Why check the various metrics for package reliability every time you look for a package? Atmosphere simplifies the decision process by synthesizing these indicators into the Atmosphere Score.
One score to rule them all
There are many signals that developers rely on to get a feel for package quality, some quantifiable; others less so. Atmosphere package manager attempts to gather and surface many quantifiable metrics –without making things confusing.
However, when it comes to ordering packages in places like the search results, we’re only able to leverage a single dimension. So we need to combine these metrics into a synthetic score to determine sort order. Enter the Atmosphere Score.
The metrics we use
As of this writing we use two metrics to score a package:

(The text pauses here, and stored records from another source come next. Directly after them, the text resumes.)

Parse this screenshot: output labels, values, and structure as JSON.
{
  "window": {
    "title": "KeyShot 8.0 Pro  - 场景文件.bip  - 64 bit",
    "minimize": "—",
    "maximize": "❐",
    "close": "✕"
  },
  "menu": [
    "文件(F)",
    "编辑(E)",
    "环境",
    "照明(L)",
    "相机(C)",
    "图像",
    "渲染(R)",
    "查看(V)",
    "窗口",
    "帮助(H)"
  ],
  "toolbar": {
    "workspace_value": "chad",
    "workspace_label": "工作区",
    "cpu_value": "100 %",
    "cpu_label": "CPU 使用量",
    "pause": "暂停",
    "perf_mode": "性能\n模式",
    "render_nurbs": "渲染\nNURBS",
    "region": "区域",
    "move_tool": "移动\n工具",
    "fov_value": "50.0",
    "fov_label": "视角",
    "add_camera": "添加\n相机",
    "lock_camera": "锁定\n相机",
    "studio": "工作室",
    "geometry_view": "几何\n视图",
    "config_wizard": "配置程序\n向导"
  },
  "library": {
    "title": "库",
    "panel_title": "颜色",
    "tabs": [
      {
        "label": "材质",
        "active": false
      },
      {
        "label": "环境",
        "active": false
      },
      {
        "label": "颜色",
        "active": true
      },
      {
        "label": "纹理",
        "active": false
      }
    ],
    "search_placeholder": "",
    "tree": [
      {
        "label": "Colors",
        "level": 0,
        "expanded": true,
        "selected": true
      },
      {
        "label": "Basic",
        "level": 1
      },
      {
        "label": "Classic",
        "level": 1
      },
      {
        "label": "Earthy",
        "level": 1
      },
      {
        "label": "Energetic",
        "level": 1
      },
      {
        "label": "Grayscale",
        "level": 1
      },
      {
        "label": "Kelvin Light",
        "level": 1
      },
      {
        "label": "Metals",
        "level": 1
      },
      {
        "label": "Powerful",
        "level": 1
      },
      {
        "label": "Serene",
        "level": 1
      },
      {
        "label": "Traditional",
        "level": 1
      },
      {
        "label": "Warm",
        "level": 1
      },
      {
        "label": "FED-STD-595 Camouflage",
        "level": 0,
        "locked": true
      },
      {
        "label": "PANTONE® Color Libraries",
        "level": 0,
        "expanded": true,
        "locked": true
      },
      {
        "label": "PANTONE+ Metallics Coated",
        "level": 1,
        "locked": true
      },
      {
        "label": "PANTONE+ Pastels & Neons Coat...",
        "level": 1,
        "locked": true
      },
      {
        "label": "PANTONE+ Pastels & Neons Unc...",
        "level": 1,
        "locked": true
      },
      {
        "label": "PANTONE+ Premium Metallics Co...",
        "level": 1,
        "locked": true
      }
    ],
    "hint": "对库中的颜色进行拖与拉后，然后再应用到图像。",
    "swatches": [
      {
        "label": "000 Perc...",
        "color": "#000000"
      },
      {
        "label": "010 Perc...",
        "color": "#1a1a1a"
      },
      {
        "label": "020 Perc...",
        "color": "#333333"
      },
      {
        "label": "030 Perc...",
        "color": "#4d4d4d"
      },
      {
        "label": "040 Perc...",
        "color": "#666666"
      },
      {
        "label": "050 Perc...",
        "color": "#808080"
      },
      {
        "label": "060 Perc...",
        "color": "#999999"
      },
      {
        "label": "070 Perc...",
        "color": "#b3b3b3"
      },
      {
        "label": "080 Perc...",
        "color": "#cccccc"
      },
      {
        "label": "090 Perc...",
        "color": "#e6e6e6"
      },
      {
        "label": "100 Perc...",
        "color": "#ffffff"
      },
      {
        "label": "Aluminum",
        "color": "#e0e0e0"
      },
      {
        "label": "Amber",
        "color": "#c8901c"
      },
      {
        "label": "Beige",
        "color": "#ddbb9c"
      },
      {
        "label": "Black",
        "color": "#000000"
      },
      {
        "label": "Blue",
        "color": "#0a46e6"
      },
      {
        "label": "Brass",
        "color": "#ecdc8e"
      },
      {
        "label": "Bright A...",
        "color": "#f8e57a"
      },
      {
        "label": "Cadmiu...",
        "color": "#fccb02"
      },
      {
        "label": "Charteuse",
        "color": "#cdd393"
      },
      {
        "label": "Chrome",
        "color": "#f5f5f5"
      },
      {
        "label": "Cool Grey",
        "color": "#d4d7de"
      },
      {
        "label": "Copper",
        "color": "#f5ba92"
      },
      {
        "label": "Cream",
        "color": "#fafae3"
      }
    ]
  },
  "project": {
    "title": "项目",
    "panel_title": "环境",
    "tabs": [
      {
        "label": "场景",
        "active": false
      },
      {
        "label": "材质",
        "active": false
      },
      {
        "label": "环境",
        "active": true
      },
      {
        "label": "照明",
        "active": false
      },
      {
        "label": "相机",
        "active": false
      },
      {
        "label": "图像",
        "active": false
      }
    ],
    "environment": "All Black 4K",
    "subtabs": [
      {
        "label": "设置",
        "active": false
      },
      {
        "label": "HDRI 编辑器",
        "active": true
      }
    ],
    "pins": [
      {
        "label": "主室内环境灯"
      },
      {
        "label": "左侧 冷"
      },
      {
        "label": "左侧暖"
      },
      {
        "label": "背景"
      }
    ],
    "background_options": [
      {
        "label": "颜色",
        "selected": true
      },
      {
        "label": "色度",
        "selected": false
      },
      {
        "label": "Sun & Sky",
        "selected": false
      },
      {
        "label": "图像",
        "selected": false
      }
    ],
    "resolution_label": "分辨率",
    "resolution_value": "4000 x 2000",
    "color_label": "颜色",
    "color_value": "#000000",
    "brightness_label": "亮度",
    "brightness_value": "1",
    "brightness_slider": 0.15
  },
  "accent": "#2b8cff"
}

- Number of downloads, both historical and recent.
- Number of days since the last release.
We plan on expanding our coverage to encompass signals like:
- Github activity
- Recent commit activity.
- Number of open/closed bugs and pull requests.
- Number of stars.
- Real app usage
- How many downloads are in unique apps
- How much traffic those apps receive.
- Atmosphere activity
- Social activity
- Twitter mentions
How we combine them (the not-so-secret sauce)
We calculate the Atmosphere score once a day. Although the package download count can increase often over the course of a day, the score itself doesn’t end up changing all that much over the course of the day. (This doesn’t hold true for recently updated packages and is something we’ll revisit in a later Atmosphere revision).
The nascent Atmosphere score formula is simple. It uses exponential decay over time to a base popularity, determined by total download counts, with a small bias towards recent downloads. It’s essentially the same algorithm as used by sites such as Reddit, Hacker News, and Telescope.
score = (installsInWeek + installsInMonth/2) * (daysSinceUpdate + 30) ^ -1.3
How we store the scores
The Atmosphere Score is the basic unit to rank packages so we must store the latest score (calculated daily) on the package document itself. Since we also want to rank trending packages (based on a 7 day change in score) we also need to register the delta on the package as well.
To calculate that delta, and to display the 7-day trend histogram on the package, we store all scores each day, for each package in a
Serving the scores and drawing the histogram
If you inspect the HTML of the sparkline on the package lockup it reveals a simple SVG that’s used to draw the graph. A package like D3 can be useful for such things.
To get the seven scores required for each package we list on the page, we use a “client side join” publication (as detailed here). You’ll notice that when the Atmosphere homepage first loads, there’s a moment when the graphs are not loaded. However, as the lockup works without them, it’s totally fine and works well for this experience.
As Meteor gains popularity and the volume of packages grow, the Atmosphere Score will be invaluable in helping developers to find the best package for their needs. With the addition of more metrics, we expect the Atmosphere Score can better determine package trust and quality.
As always, let us know your suggestions in the comments or the issue tracker. Onwards.